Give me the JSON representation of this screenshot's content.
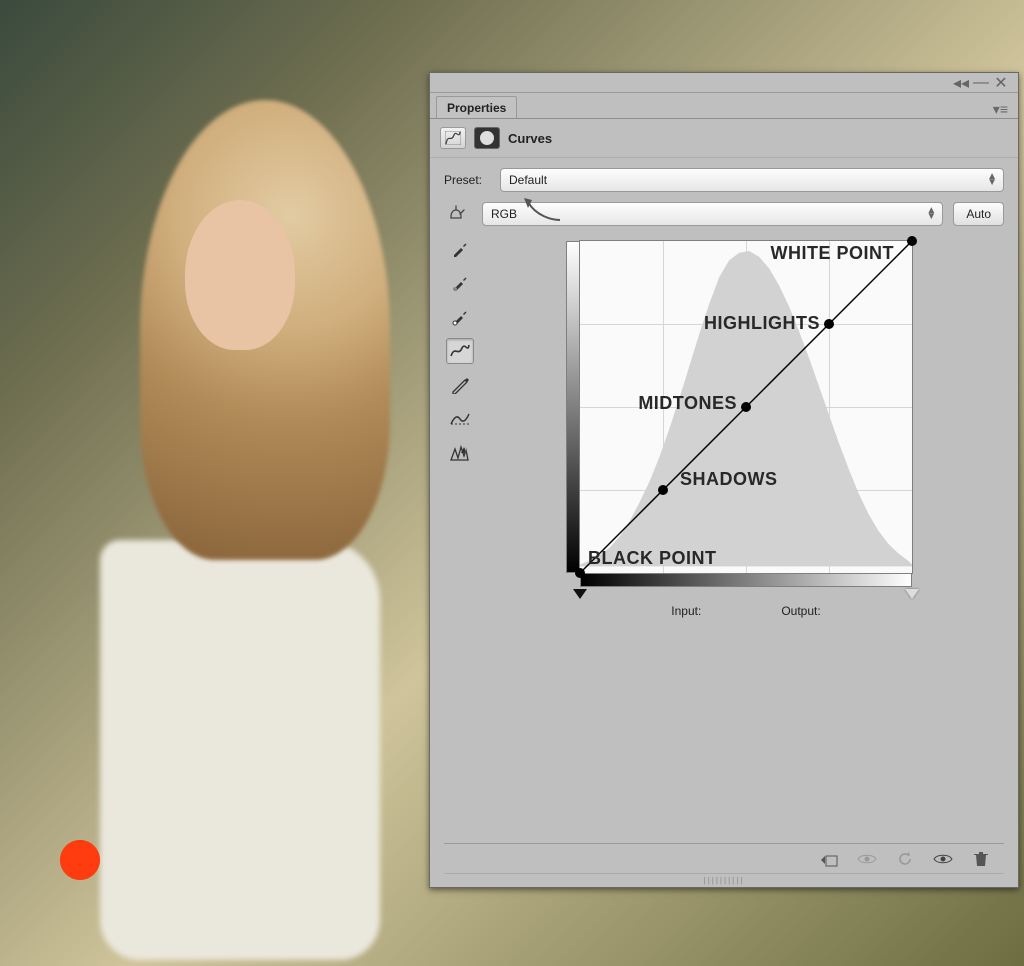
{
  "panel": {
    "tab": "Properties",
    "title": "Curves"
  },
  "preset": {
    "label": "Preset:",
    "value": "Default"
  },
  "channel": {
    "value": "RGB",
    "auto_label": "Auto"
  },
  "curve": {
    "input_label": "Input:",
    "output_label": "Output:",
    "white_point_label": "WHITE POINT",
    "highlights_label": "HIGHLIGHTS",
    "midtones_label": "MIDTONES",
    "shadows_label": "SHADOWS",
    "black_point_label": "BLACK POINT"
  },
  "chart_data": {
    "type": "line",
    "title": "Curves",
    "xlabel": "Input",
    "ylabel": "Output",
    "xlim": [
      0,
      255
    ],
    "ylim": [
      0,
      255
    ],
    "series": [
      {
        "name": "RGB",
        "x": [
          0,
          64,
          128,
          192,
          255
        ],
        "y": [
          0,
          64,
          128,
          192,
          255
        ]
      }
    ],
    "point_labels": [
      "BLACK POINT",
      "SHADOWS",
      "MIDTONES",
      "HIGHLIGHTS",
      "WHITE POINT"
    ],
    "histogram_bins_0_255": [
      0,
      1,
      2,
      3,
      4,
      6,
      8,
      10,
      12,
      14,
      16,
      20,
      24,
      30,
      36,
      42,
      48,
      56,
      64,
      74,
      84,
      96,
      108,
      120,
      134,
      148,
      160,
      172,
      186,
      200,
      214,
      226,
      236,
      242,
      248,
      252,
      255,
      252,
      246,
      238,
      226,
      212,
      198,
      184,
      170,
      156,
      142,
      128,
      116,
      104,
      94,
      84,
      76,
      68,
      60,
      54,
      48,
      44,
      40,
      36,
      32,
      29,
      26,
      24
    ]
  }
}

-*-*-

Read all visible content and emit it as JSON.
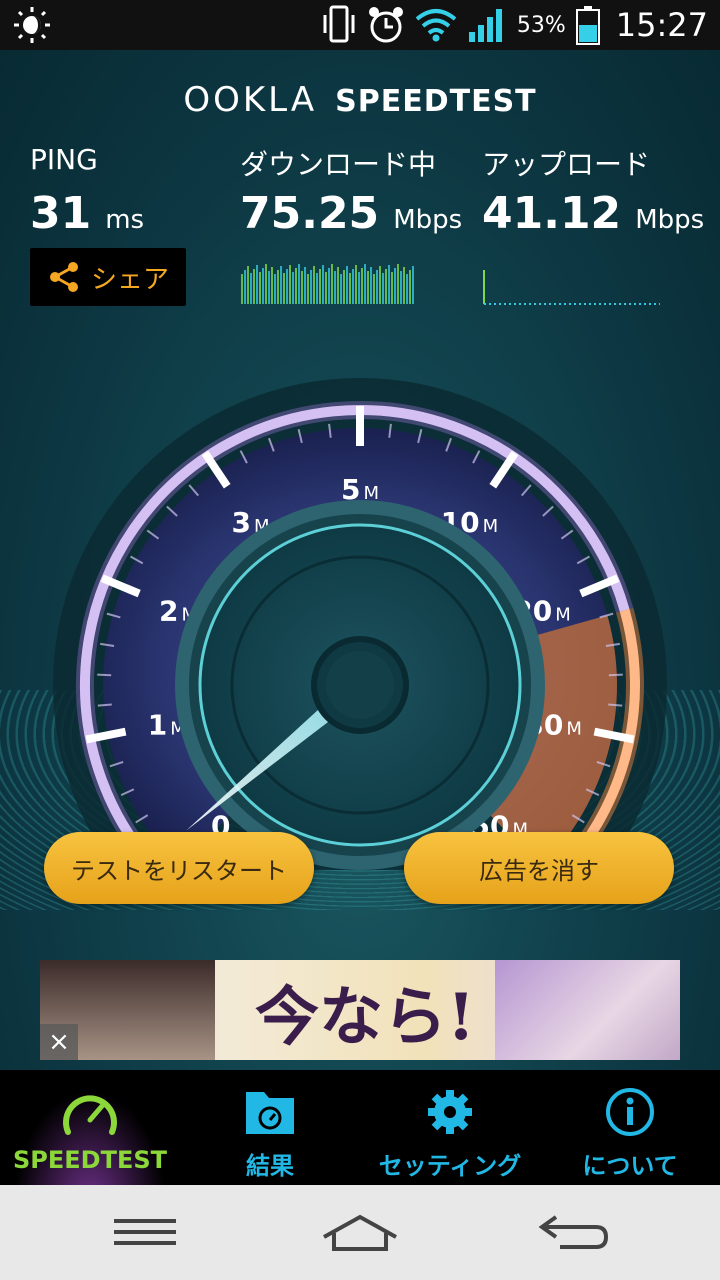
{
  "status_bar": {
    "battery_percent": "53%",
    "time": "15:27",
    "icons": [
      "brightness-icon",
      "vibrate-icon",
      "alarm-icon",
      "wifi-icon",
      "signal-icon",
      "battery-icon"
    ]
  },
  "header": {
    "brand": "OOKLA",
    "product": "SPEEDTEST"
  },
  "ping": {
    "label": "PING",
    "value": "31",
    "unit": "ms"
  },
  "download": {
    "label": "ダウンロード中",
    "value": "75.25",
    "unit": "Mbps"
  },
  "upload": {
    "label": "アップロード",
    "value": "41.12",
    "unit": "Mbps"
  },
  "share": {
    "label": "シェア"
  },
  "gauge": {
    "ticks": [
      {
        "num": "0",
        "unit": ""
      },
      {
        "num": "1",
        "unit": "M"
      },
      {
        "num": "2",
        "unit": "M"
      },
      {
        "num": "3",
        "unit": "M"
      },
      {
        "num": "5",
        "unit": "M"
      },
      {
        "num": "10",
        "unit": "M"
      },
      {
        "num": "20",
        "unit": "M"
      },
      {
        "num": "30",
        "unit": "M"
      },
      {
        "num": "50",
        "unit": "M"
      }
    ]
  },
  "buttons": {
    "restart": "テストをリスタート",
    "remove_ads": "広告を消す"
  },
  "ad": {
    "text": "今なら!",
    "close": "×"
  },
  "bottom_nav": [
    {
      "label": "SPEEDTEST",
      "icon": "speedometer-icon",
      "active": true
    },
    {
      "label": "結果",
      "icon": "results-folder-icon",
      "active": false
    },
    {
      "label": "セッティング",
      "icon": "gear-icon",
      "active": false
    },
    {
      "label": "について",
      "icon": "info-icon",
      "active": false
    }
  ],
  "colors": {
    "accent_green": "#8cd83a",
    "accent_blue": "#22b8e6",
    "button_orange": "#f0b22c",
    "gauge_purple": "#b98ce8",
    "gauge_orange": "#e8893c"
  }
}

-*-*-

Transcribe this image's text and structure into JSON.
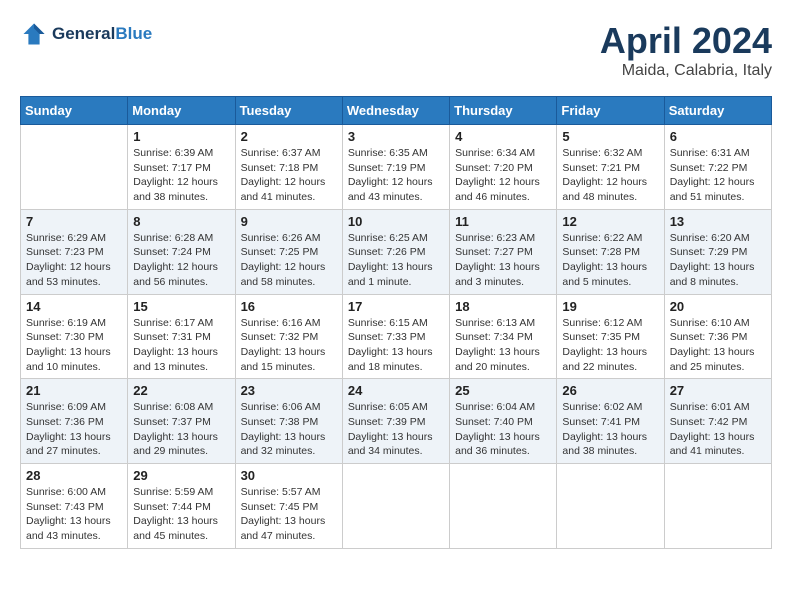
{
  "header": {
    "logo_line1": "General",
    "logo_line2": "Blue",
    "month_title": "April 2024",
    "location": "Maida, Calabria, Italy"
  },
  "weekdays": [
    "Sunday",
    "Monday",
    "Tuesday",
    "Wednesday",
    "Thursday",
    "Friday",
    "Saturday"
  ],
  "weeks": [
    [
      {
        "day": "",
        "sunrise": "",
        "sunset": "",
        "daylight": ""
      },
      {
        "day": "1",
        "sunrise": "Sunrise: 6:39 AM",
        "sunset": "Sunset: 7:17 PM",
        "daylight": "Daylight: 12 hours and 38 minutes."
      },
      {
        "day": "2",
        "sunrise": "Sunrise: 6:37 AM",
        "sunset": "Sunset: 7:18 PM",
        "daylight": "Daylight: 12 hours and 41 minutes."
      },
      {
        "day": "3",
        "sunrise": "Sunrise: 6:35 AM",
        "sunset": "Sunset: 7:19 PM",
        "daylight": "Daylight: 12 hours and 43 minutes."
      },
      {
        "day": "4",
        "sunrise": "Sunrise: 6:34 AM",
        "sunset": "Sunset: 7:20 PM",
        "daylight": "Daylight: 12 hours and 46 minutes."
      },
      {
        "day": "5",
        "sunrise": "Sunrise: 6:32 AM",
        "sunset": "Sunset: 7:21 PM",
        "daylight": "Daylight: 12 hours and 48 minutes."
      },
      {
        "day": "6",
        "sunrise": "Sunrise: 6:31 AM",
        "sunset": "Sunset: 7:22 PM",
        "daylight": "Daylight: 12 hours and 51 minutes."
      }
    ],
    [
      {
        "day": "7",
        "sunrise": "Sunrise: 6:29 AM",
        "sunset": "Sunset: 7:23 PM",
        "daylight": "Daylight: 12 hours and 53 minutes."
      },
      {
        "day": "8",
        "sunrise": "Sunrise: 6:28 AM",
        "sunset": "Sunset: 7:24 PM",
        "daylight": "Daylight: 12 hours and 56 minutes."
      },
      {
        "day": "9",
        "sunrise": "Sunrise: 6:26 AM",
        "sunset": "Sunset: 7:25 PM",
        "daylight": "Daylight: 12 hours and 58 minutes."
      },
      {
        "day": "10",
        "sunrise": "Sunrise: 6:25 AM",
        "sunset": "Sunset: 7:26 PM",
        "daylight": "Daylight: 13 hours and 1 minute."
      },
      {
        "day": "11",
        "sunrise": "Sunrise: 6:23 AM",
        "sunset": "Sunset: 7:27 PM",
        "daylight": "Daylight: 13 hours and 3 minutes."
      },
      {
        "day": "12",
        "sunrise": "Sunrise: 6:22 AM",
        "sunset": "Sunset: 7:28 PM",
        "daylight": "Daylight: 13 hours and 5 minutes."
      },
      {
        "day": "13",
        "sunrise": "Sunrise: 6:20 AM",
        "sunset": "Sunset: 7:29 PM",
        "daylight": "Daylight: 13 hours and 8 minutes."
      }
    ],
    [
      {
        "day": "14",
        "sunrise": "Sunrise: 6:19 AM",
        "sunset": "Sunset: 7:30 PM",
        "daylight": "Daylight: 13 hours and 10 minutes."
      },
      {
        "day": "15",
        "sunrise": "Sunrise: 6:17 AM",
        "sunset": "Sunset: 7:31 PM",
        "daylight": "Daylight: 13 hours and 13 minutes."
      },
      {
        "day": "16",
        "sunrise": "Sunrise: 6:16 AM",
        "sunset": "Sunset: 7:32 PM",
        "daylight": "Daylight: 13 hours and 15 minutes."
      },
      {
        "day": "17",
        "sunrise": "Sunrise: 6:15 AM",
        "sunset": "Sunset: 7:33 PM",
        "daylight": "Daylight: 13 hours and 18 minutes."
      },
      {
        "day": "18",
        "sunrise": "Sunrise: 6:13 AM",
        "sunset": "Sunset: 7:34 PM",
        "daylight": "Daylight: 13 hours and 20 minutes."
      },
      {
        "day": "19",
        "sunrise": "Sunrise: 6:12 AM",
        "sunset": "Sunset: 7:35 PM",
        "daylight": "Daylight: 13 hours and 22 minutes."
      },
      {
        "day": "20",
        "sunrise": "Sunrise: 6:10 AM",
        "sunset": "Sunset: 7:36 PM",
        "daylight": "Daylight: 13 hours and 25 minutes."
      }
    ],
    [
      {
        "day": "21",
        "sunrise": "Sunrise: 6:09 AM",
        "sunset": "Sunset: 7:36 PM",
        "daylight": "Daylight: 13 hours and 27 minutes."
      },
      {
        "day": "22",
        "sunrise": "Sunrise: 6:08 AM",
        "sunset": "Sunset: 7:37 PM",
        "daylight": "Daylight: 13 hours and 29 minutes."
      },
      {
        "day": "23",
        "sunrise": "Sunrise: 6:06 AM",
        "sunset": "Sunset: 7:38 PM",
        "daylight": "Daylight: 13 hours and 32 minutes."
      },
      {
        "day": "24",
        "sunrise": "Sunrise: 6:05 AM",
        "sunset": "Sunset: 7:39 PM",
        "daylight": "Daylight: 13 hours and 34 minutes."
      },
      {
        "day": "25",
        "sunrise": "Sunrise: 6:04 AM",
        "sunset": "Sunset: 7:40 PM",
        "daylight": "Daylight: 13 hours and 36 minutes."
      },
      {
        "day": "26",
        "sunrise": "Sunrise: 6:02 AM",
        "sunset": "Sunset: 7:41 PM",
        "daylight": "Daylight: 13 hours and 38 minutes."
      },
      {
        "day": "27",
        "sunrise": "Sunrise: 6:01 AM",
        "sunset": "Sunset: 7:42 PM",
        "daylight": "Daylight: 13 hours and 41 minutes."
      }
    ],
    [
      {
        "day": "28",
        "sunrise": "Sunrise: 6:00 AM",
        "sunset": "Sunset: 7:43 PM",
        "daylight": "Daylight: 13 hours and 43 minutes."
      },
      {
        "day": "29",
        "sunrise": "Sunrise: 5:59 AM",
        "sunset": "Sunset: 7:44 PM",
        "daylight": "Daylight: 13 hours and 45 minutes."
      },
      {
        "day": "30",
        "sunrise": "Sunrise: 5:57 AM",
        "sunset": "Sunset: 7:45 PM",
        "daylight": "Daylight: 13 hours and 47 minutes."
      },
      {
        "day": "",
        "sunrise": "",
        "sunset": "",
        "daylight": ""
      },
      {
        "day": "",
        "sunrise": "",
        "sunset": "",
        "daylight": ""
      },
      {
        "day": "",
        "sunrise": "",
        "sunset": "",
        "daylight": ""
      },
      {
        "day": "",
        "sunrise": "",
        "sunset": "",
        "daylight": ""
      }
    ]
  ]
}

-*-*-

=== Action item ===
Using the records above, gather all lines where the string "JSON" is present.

=== Answer ===
Give me the JSON representation of this screenshot's content.
Read all visible content and emit it as JSON.
Transcribe this image's text and structure into JSON.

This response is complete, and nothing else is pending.